How mindful ageing helps our health

Back in the day when I used to attend group therapy for my anxiety, I got a chance to listen to older adults sharing their thoughts, experiences and struggles with their mental health. Many of those struggles related to anxiety people experience as they age. That fear and uncertainty, worrying about family members are inevitable part of ageing, but honestly after a while I stopped attending those sessions having realized that they only brought me closer to my own fears and elevated my anxiety. 

The problem here, besides normal yet quite painful emotions, is our negative perception of ageing.  Stigmatizing the process of ageing has become a norm in our society. Age is something we tend to be ashamed of, as well as something we consciously or subconsciously try to fight. But I think instead of creating panic around the natural and completely normal process we should put more effort into creating comfortable conditions for people to welcome any changes in their lives, whether they come with age or anything else. 

That is when mindfulness comes into play.

What is mindfulness

Mindfulness is moment-by-moment awareness of our thoughts, feelings, bodily sensations, and surrounding environment, accompanied by focus and calm. This awareness should exclude judgement that usually comes in when we experience something, as it often leads to the inner conflict: when we think we don't like or don't want something, but we can do nothing about it. 

Mindful ageing is a coping mechanism for dealing with struggles and changes. It is about acceptance of the positive and negative aspects of getting older. 

What are the benefits of mindful ageing

Benefits of mindfulness among those aged 65+, according to research:

  • Improved sleep quality
  • Improved memory retention
  • Lower blood pressure
  • Reduced stress and anxiety
  • Improved coping with chronic illnesses
  • Lower risk for depression.

How to practice mindfulness

As any other healthy habit mindfulness requires patience and consistency. Here are some basic recommendations to start practicing mindfulness today.

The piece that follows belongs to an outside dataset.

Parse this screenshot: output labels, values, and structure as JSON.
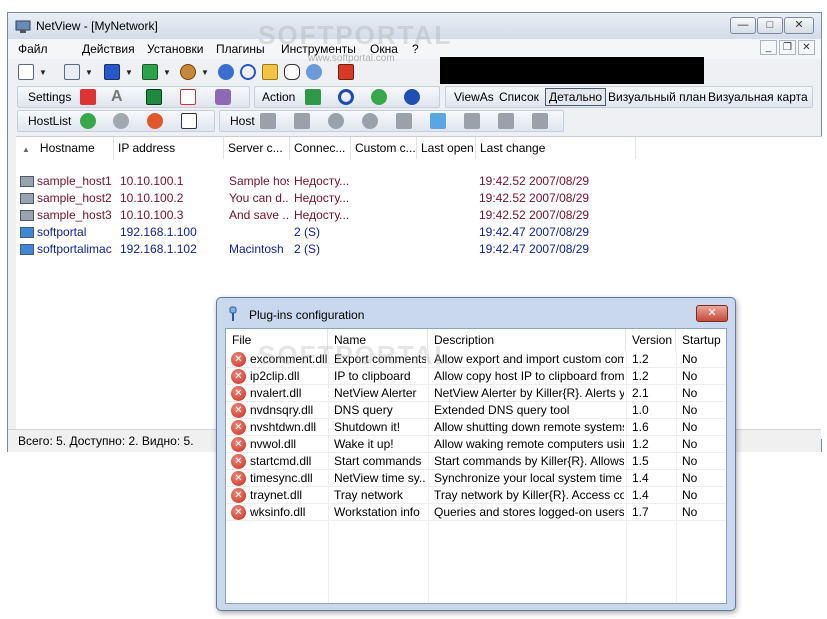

  • Meditate at least 10 minutes a day
  • Learn to accept the realities of aging
  • Work on letting go of things that upset you
  • Try to eliminate phrases like "I am too old to...".

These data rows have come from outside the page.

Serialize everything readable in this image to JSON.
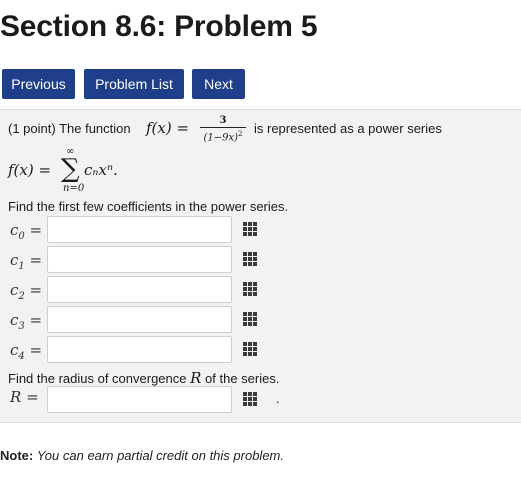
{
  "page_title": "Section 8.6: Problem 5",
  "nav": {
    "previous": "Previous",
    "problem_list": "Problem List",
    "next": "Next"
  },
  "problem": {
    "points": "(1 point) The function",
    "fx": "f(x) =",
    "numerator": "3",
    "denominator": "(1−9x)",
    "denominator_power": "2",
    "represented": "is represented as a power series",
    "series_lhs": "f(x) =",
    "sum_top": "∞",
    "sum_bottom": "n=0",
    "series_term": "cₙxⁿ.",
    "coefficients_prompt": "Find the first few coefficients in the power series.",
    "coefficients": [
      {
        "label": "c",
        "sub": "0",
        "value": ""
      },
      {
        "label": "c",
        "sub": "1",
        "value": ""
      },
      {
        "label": "c",
        "sub": "2",
        "value": ""
      },
      {
        "label": "c",
        "sub": "3",
        "value": ""
      },
      {
        "label": "c",
        "sub": "4",
        "value": ""
      }
    ],
    "radius_prompt_pre": "Find the radius of convergence",
    "radius_symbol": "R",
    "radius_prompt_post": "of the series.",
    "radius_label": "R",
    "radius_value": "",
    "radius_trailing": "."
  },
  "note": {
    "label": "Note:",
    "text": "You can earn partial credit on this problem."
  },
  "colors": {
    "nav_button": "#1f3f8a",
    "panel_background": "#f2f2f2"
  },
  "icons": {
    "palette": "equation-editor-icon"
  }
}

More information on mindful ageing and its benefits is presented on the infographic, kindly provided by Be Independent Home Care.

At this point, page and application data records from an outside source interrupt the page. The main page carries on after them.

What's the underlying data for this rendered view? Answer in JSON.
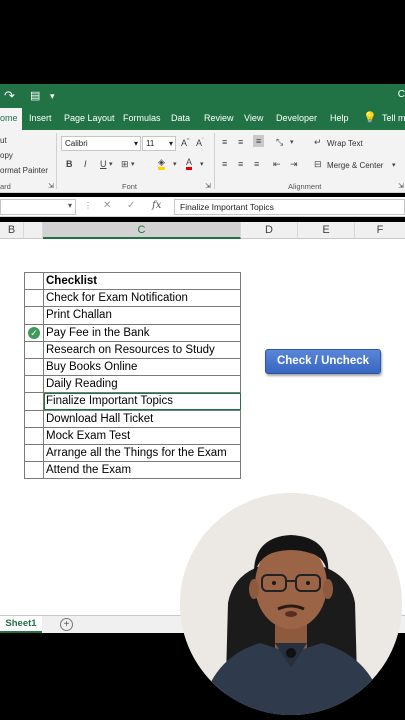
{
  "titlebar": {
    "title_fragment": "C"
  },
  "tabs": [
    {
      "label": "ome",
      "active": true
    },
    {
      "label": "Insert"
    },
    {
      "label": "Page Layout"
    },
    {
      "label": "Formulas"
    },
    {
      "label": "Data"
    },
    {
      "label": "Review"
    },
    {
      "label": "View"
    },
    {
      "label": "Developer"
    },
    {
      "label": "Help"
    },
    {
      "label": "Tell m"
    }
  ],
  "ribbon": {
    "clipboard": {
      "cut": "ut",
      "copy": "opy",
      "painter": "ormat Painter",
      "label": "ard"
    },
    "font": {
      "name": "Calibri",
      "size": "11",
      "bold": "B",
      "italic": "I",
      "underline": "U",
      "label": "Font"
    },
    "alignment": {
      "wrap": "Wrap Text",
      "merge": "Merge & Center",
      "label": "Alignment"
    }
  },
  "formula_bar": {
    "fx": "fx",
    "content": "Finalize Important Topics"
  },
  "columns": [
    "B",
    "C",
    "D",
    "E",
    "F"
  ],
  "checklist": {
    "header": "Checklist",
    "items": [
      {
        "text": "Check for Exam Notification",
        "checked": false
      },
      {
        "text": "Print Challan",
        "checked": false
      },
      {
        "text": "Pay Fee in the Bank",
        "checked": true
      },
      {
        "text": "Research on Resources to Study",
        "checked": false
      },
      {
        "text": "Buy Books Online",
        "checked": false
      },
      {
        "text": "Daily Reading",
        "checked": false
      },
      {
        "text": "Finalize Important Topics",
        "checked": false,
        "selected": true
      },
      {
        "text": "Download Hall Ticket",
        "checked": false
      },
      {
        "text": "Mock Exam Test",
        "checked": false
      },
      {
        "text": "Arrange all the Things for the Exam",
        "checked": false
      },
      {
        "text": "Attend the Exam",
        "checked": false
      }
    ]
  },
  "button": {
    "label": "Check / Uncheck"
  },
  "sheet_tabs": {
    "active": "Sheet1",
    "add": "+"
  },
  "colors": {
    "excel_green": "#217346",
    "button_blue": "#4472c4",
    "check_green": "#3d9a5a"
  }
}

Last but not least, it is never too early or too late to start practicing mindfulness. The earlier we start the more chances are we will be able to benefit from our ability to stay in control of our minds aka our lives.